*Set up a system to reward yourself each time you push through boredom and get your work done.
*Engage in healthy and active relationships (starting with Jesus) to give your life more fulfillment overall. (Are you focusing more often on your life being boring than about how you can enthusiastically and lovingly serve the Lord and others with your gifts?)
*Take time to verbalize your struggle with boredom with someone who will give you encouragement to stay the course in managing it well.
*Make appointments with yourself to dream and concentrate on your life’s purpose so that you are reminded of what you’re working toward, even in the mundane.

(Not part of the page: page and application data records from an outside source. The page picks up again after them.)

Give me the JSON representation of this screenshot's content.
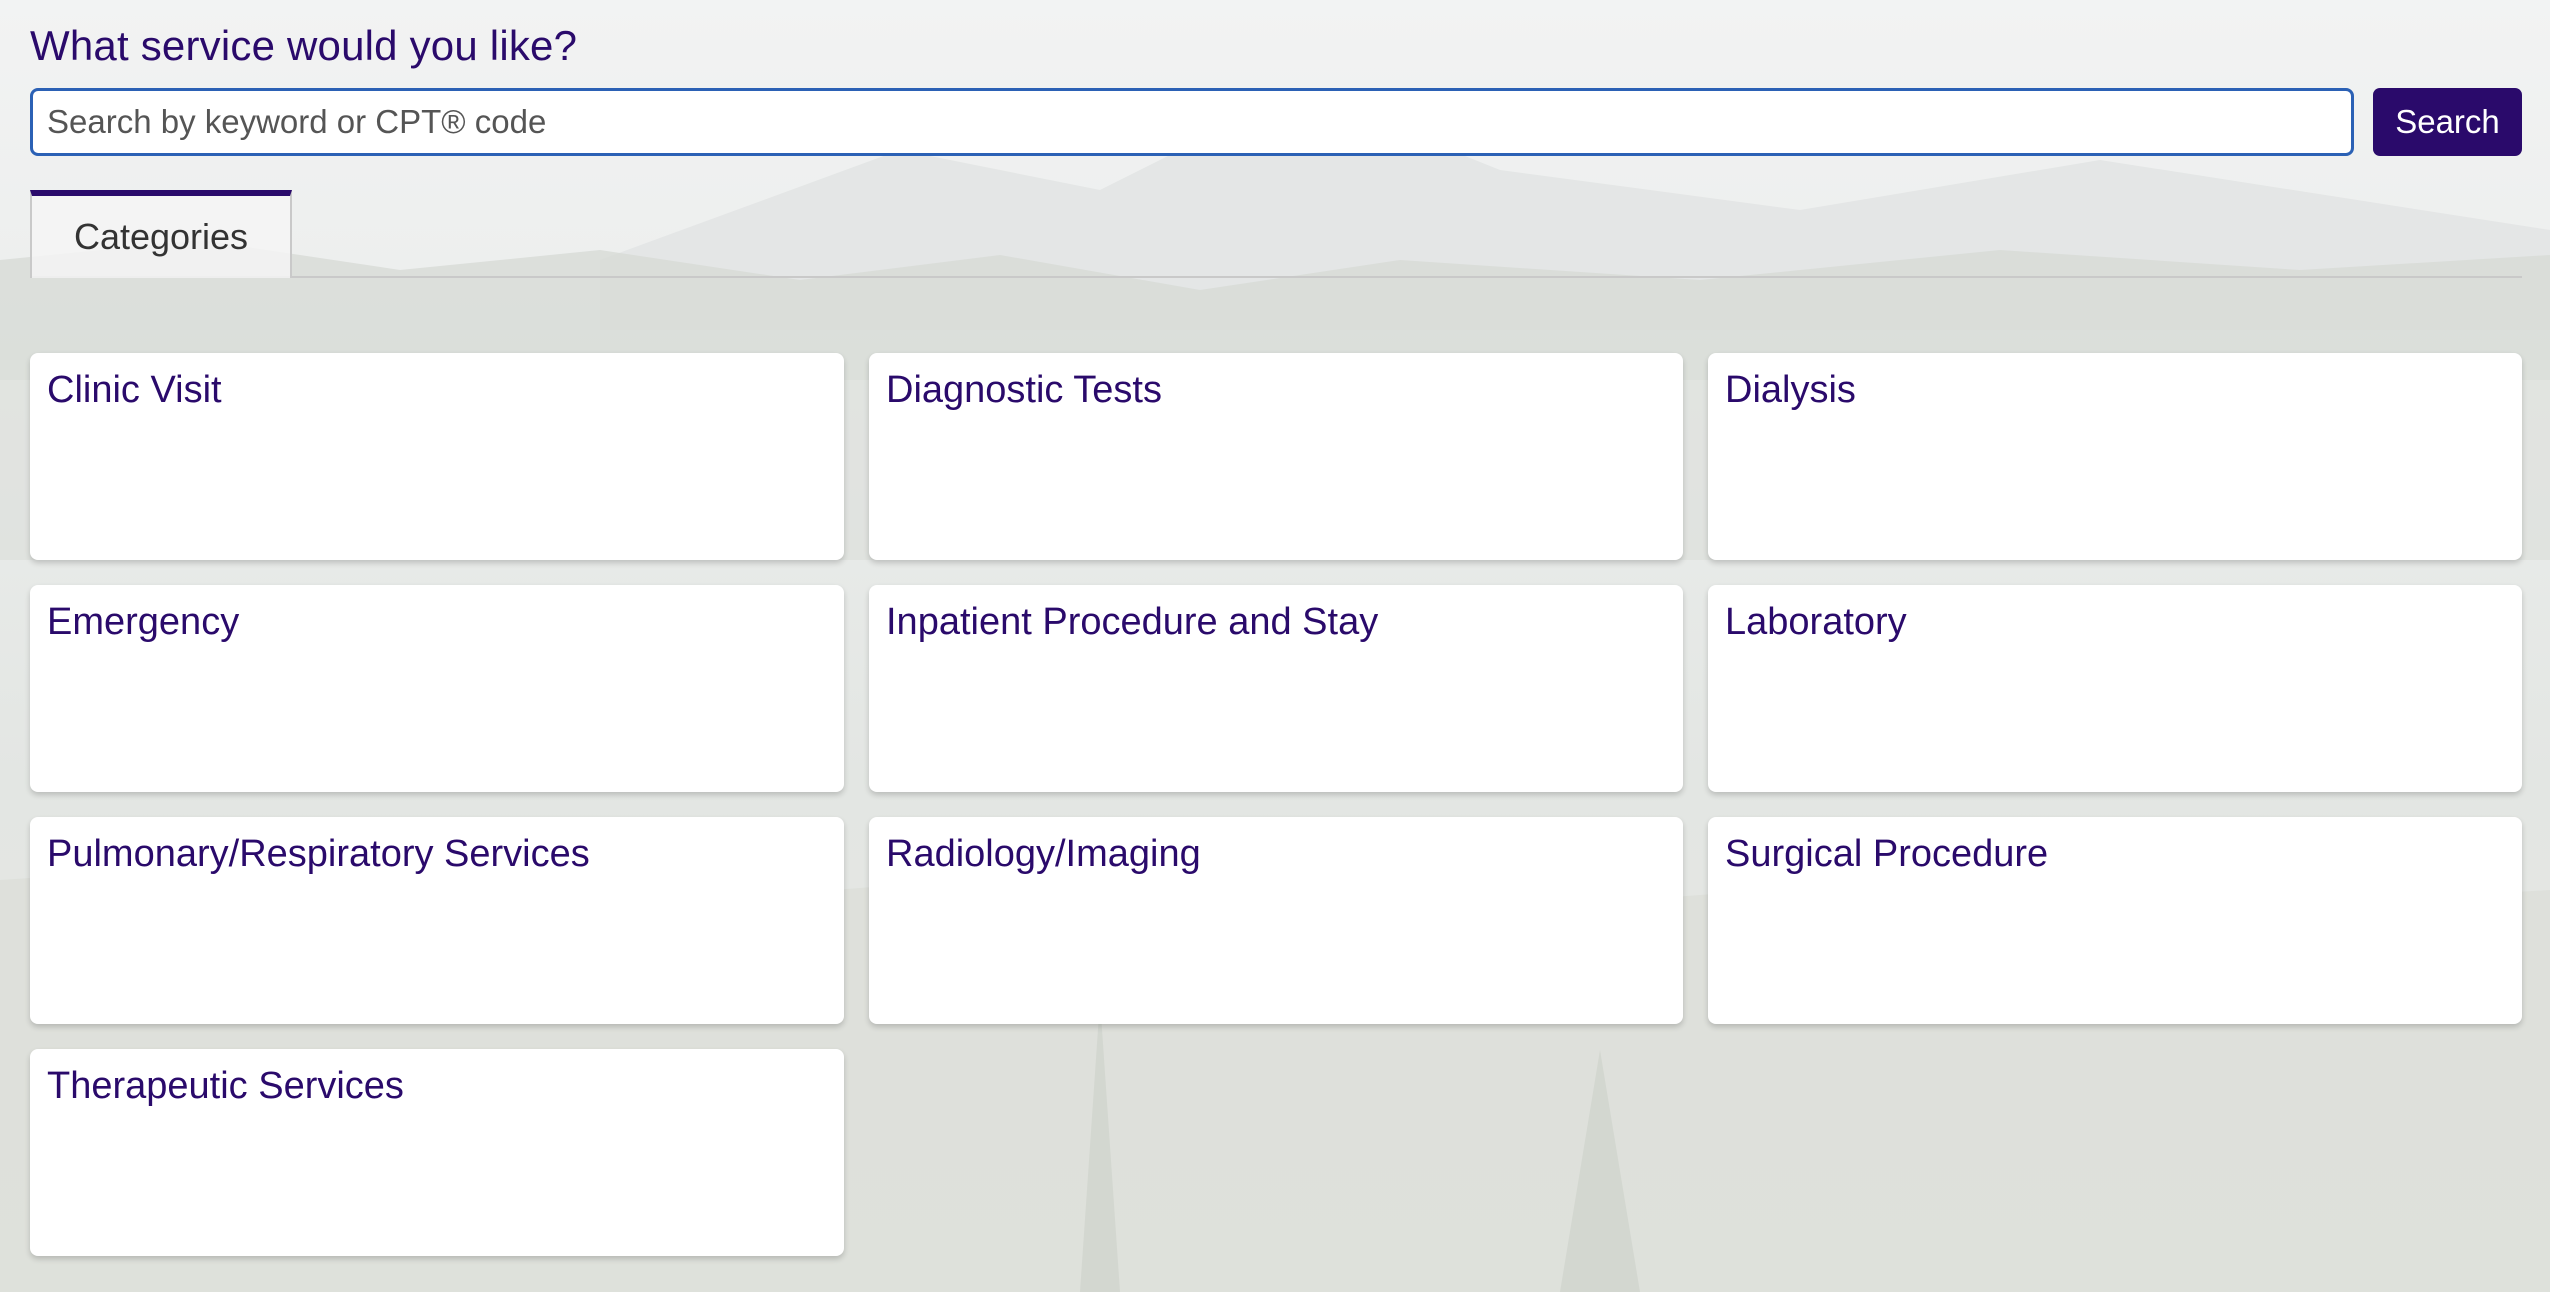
{
  "header": {
    "title": "What service would you like?"
  },
  "search": {
    "placeholder": "Search by keyword or CPT® code",
    "value": "",
    "button_label": "Search"
  },
  "tabs": [
    {
      "label": "Categories",
      "active": true
    }
  ],
  "categories": [
    {
      "label": "Clinic Visit"
    },
    {
      "label": "Diagnostic Tests"
    },
    {
      "label": "Dialysis"
    },
    {
      "label": "Emergency"
    },
    {
      "label": "Inpatient Procedure and Stay"
    },
    {
      "label": "Laboratory"
    },
    {
      "label": "Pulmonary/Respiratory Services"
    },
    {
      "label": "Radiology/Imaging"
    },
    {
      "label": "Surgical Procedure"
    },
    {
      "label": "Therapeutic Services"
    }
  ],
  "colors": {
    "brand": "#2a0a6b",
    "input_border": "#2b61b5",
    "card_bg": "#ffffff"
  }
}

*God is never idle or bored. Look for the ways He is moving and depend on Him to mix things up for you. “See, I’m doing a new thing! Be utterly amazed.” (Is. 43:19; Hab. 1:5).
Do you feel scatter-brained? Are you so distracted and over-stimulated that you become jittery just thinking about a day without your to-do list or your electronic devices? Are you multi-tasking so much that your brain has forgotten how to concentrate on one thing at a time? Are you ever able to finish a prayer without losing yourself in a train of thought? Don’t fret or diagnose yourself as having ADHD. Instead, tell your brain that the ability to focus is there, but you need to do some retraining. (Rom. 12:2)
Keeping Room Tips:
First, you need to think about your thinking.
*There are no USB ports on the surface of your body. You don’t always have to be living as if you are waiting to receive external data. Turn inward. Start praying for God to position your heart upon what you most need to contemplate. Nothing lives closer to your brain than the Holy Spirit – by faith choose Him to be your Brain Teacher. (Gal 2:20)
*The Maker designed your brain to be malleable so that you could use your free will to think excellent and praiseworthy thoughts. You can literally grow in your brain more ability to focus – by thinking about focusing. Using God’s Word as your guide, you decide which focused thoughts you want to be part of your daily life. When you catch yourself thinking about something negative or jumping around to multiple and disjointed thoughts, remind your brain that you are teaching it how to be organized and healthy. (Phil. 4:8, Heb. 4:12b)
*The prophets demonstrate for you the best focus you can have. Simeon had a single focus on seeing Christ, and Anna’s primary focus was worshiping night and day. Look to them as your role models for where to place your first focus. (Luke 2:25-26, 37)
Second, you want to practice doing something new with your thinking.
*Re-learn how to concentrate on one task or one topic for a set amount of time. Use a timer or timed activity. For example, if you need to do some problem-solving or make a decision, give yourself the length of your shower to prayerfully think only about that one problem or that one decision.
*If your brain is struggling to empty itself of excess thoughts, make a list of thoughts you can return to when your focused time is up.
*Use a visual aid to help you focus on one thing at a time. For example, hold a picture of someone you’re praying for and keep looking at the photo until you’re done praying.
Third, keep thinking about focusing, keep practicing, and stay tuned for Part 2 of this series on Focus.